And it all sounds so good! Just like the idea that drunkenness is not a problem best addressed by family and culture but one that should be OUTLAWED by CONSTITUTIONAL AMENDMENT! Yea, that ought to work. Thus, the intellectual and often physical descendants of the Calvinists who fled England to escape religious liberty and set up their own theocracy exercise their righteous zeal to fix the rest of us.
Stanton was a great feminist leader, and seemed at least suspicious of any differences. She is another ideological offspring of the Calvinists (she was raised a Calvinist Presbyterian) she seemed to believe she could fix the world if only she had enough power. Thus, she became an Abolitionist and Temperance leader and, ultimately, a Fabian Socialist. The common thread: the Law and the Government exists to fix EVERYTHING! Slavery, drunkenness and all economic inequality must be solved through law. The power of the Law – ultimately, the power of those who wield the Law – is infinite (3). Divine, even.
So, no, Facebook, I will not be sharing the fine thoughts of Elizabeth Cady Stanton this day. In fact, you’ve given me yet another reason to never open your app again.
- Surfing Wikipedia, came across this gem in reference to Stanton’s The Woman’s Bible: “Lucy Stone determined for herself that the male-dominant interpretations of the Bible must be faulty—she worked to learn Greek and Hebrew and thereby gain insight into the earlier Bible translations which she believed would contain wording more favorable to women’s equality.” So, if the Bible doesn’t say what you want it to, it’s only a matter of getting down to the root to find that, no, it *does* say what you want it to! Start with the conclusion you want, and retrofit. Hegel and Marx would be so proud.
- The idea that voting for external political ends isn’t the most important thing in life is totally lost these days. Depriving someone of a family or destroying their culture in a thousand little ways: perfectly OK and enshrined in the law (divorce, farcical government interests trumping free association); Denying anyone the vote: horror of horrors greater than which little can be conceived!

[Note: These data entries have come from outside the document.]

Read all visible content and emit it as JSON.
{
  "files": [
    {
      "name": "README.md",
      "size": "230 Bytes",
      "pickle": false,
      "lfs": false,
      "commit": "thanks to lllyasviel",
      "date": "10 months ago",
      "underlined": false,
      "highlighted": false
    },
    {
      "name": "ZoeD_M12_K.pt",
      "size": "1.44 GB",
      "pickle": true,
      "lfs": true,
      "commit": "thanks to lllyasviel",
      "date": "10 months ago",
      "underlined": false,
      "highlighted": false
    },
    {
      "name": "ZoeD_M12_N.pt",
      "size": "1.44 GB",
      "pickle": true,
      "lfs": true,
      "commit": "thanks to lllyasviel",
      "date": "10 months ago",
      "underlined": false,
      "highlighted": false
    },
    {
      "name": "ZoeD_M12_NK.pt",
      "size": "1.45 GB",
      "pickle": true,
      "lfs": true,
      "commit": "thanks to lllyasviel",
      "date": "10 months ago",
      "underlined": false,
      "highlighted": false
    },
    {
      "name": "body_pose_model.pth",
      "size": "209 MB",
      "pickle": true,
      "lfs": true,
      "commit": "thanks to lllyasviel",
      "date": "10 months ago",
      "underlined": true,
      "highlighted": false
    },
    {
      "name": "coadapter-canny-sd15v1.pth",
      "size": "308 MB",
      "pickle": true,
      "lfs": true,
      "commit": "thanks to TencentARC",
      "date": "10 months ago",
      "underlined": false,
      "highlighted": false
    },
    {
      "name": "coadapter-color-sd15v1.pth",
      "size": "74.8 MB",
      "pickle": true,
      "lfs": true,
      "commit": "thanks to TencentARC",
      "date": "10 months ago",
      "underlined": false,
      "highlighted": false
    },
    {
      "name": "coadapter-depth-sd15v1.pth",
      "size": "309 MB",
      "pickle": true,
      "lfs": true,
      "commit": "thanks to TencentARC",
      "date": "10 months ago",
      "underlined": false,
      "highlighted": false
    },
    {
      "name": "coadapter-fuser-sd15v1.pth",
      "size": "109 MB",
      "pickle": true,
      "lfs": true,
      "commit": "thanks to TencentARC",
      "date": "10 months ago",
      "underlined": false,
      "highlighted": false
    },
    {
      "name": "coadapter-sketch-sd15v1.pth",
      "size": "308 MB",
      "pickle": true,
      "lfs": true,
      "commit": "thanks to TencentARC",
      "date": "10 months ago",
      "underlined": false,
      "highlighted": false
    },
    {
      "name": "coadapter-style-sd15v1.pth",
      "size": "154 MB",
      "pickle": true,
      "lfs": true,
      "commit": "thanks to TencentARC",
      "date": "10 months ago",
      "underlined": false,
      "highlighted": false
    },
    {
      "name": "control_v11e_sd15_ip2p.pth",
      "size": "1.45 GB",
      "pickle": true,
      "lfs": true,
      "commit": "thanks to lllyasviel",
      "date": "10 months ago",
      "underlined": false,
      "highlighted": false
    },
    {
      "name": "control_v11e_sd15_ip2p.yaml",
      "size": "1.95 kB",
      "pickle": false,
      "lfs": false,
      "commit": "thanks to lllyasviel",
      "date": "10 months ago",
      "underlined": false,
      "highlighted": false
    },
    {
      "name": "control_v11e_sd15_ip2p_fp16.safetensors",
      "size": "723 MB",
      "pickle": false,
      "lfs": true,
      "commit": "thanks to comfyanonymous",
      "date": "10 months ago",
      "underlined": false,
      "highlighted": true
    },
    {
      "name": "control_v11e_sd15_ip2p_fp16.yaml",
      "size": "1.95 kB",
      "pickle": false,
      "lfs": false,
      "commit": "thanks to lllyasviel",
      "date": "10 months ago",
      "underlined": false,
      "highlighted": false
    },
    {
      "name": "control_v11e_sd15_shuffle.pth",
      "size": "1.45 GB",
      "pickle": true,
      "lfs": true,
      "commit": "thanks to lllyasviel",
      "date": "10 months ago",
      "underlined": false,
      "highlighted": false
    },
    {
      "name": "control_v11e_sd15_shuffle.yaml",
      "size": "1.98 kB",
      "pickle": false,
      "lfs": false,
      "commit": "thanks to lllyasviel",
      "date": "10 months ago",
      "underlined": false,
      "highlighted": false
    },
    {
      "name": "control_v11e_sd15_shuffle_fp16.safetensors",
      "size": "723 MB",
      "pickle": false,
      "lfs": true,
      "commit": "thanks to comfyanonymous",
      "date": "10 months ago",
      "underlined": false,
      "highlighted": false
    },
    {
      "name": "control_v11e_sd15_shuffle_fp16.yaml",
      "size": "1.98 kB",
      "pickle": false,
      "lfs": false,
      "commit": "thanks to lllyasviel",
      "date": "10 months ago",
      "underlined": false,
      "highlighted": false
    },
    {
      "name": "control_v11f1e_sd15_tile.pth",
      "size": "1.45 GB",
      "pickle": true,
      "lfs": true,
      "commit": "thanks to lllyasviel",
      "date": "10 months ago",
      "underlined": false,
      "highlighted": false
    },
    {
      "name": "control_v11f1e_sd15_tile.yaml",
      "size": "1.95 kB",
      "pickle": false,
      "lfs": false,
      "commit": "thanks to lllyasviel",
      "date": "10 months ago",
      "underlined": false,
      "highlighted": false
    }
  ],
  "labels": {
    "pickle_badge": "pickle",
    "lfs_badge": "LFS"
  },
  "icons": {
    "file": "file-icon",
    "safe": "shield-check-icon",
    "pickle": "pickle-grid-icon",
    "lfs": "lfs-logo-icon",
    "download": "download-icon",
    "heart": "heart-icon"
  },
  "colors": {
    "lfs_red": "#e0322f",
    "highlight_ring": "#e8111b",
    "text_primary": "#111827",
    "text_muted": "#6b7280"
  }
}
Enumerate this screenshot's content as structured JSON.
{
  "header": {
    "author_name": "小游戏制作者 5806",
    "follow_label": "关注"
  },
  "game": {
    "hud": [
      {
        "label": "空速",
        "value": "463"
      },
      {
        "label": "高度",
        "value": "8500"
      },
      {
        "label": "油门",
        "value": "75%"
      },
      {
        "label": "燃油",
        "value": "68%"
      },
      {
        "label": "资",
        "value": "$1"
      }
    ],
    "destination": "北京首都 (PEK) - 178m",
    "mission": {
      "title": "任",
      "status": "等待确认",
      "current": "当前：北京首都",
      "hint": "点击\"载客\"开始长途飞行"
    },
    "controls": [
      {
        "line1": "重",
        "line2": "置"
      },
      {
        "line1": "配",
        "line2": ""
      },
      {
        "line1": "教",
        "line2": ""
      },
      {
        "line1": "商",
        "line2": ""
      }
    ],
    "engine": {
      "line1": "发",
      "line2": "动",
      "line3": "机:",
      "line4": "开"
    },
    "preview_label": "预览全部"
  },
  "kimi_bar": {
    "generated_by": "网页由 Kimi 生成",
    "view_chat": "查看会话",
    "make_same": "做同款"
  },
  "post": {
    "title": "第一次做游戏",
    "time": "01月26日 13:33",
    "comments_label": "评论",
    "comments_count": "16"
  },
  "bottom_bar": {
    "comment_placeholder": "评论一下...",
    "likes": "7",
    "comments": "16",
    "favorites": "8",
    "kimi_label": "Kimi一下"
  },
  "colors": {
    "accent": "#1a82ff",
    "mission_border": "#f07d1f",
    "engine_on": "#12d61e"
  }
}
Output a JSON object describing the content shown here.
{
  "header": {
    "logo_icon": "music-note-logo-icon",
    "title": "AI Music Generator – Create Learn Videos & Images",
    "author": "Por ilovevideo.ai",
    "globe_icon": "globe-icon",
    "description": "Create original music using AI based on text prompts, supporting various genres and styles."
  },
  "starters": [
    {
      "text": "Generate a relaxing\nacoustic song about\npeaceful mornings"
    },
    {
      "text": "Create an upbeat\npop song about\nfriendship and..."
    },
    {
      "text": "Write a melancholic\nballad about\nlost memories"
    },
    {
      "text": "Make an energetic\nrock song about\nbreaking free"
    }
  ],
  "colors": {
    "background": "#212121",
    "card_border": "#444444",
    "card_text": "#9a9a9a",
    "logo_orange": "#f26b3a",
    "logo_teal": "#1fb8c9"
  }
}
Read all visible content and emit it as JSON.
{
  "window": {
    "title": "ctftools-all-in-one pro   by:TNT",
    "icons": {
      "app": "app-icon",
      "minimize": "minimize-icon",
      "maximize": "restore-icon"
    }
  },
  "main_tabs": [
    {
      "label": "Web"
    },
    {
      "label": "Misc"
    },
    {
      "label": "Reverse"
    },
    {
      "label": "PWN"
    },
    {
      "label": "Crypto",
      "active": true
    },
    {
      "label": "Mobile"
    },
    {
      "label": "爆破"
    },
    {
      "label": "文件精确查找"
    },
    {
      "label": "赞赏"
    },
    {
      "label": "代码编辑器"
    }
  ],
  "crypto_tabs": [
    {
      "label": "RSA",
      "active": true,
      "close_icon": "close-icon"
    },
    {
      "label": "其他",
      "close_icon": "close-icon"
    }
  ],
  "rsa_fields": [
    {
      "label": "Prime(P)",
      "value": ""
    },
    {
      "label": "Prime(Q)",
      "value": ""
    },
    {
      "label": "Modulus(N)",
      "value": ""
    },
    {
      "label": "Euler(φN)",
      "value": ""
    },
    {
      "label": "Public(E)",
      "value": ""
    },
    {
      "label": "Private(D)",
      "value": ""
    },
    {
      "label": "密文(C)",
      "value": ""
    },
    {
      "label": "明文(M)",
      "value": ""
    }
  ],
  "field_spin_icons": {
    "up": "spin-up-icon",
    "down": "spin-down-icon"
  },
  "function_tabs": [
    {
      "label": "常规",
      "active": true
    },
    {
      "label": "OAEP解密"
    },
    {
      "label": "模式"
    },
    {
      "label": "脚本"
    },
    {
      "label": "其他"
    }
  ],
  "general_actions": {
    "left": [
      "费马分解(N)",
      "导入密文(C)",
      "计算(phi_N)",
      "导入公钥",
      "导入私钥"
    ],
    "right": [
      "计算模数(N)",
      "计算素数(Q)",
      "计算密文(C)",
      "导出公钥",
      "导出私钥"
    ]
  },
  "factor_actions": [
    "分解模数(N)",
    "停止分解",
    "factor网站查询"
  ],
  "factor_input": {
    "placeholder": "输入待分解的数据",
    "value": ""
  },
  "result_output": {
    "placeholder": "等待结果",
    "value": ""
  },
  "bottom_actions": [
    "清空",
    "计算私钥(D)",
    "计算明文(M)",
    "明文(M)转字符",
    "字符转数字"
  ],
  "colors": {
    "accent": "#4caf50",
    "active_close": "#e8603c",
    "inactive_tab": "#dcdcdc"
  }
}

- Stanton’s dad was a famous lawyer, judge and politician. As Oliver W. Holmes, Jr., an atheist who never married and another scion of those Puritan Calvinists, said in so many words: the law is whatever the judges say it is.